Would you retype the listing below exactly as given?
*** Task input Section Begins ***
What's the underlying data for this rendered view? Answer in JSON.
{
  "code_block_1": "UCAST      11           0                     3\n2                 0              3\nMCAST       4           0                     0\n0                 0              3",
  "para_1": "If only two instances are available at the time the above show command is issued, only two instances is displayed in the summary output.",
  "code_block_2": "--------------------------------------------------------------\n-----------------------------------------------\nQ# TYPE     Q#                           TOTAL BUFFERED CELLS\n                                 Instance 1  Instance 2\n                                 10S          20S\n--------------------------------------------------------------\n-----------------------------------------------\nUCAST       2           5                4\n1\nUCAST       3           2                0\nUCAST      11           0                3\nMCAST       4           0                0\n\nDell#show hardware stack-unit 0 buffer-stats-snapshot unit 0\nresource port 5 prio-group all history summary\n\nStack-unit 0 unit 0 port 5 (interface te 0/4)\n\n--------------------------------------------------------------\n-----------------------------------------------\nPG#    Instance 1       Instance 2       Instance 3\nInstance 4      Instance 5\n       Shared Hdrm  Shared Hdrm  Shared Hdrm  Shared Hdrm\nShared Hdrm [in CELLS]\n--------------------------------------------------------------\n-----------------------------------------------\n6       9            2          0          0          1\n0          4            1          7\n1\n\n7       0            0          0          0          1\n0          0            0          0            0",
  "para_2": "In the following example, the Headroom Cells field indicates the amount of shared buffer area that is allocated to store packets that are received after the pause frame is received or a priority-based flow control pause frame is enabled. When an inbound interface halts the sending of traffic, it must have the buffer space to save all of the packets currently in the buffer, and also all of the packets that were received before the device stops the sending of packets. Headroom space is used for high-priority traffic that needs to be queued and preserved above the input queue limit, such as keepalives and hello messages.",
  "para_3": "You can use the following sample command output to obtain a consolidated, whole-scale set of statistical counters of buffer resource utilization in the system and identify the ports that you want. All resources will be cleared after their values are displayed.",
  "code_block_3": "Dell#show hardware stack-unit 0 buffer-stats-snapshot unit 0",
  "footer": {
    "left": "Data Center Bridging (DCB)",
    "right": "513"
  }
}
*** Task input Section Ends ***
Response to the task =>
What's the underlying data for this rendered view? Answer in JSON.
{
  "code_block_1": "UCAST      11           0                     3\n2                 0              3\nMCAST       4           0                     0\n0                 0              3",
  "para_1": "If only two instances are available at the time the above show command is issued, only two instances is displayed in the summary output.",
  "code_block_2": "--------------------------------------------------------------\n-----------------------------------------------\nQ# TYPE     Q#                           TOTAL BUFFERED CELLS\n                                 Instance 1  Instance 2\n                                 10S          20S\n--------------------------------------------------------------\n-----------------------------------------------\nUCAST       2           5                4\n1\nUCAST       3           2                0\nUCAST      11           0                3\nMCAST       4           0                0\n\nDell#show hardware stack-unit 0 buffer-stats-snapshot unit 0\nresource port 5 prio-group all history summary\n\nStack-unit 0 unit 0 port 5 (interface te 0/4)\n\n--------------------------------------------------------------\n-----------------------------------------------\nPG#    Instance 1       Instance 2       Instance 3\nInstance 4      Instance 5\n       Shared Hdrm  Shared Hdrm  Shared Hdrm  Shared Hdrm\nShared Hdrm [in CELLS]\n--------------------------------------------------------------\n-----------------------------------------------\n6       9            2          0          0          1\n0          4            1          7\n1\n\n7       0            0          0          0          1\n0          0            0          0            0",
  "para_2": "In the following example, the Headroom Cells field indicates the amount of shared buffer area that is allocated to store packets that are received after the pause frame is received or a priority-based flow control pause frame is enabled. When an inbound interface halts the sending of traffic, it must have the buffer space to save all of the packets currently in the buffer, and also all of the packets that were received before the device stops the sending of packets. Headroom space is used for high-priority traffic that needs to be queued and preserved above the input queue limit, such as keepalives and hello messages.",
  "para_3": "You can use the following sample command output to obtain a consolidated, whole-scale set of statistical counters of buffer resource utilization in the system and identify the ports that you want. All resources will be cleared after their values are displayed.",
  "code_block_3": "Dell#show hardware stack-unit 0 buffer-stats-snapshot unit 0",
  "footer": {
    "left": "Data Center Bridging (DCB)",
    "right": "513"
  }
}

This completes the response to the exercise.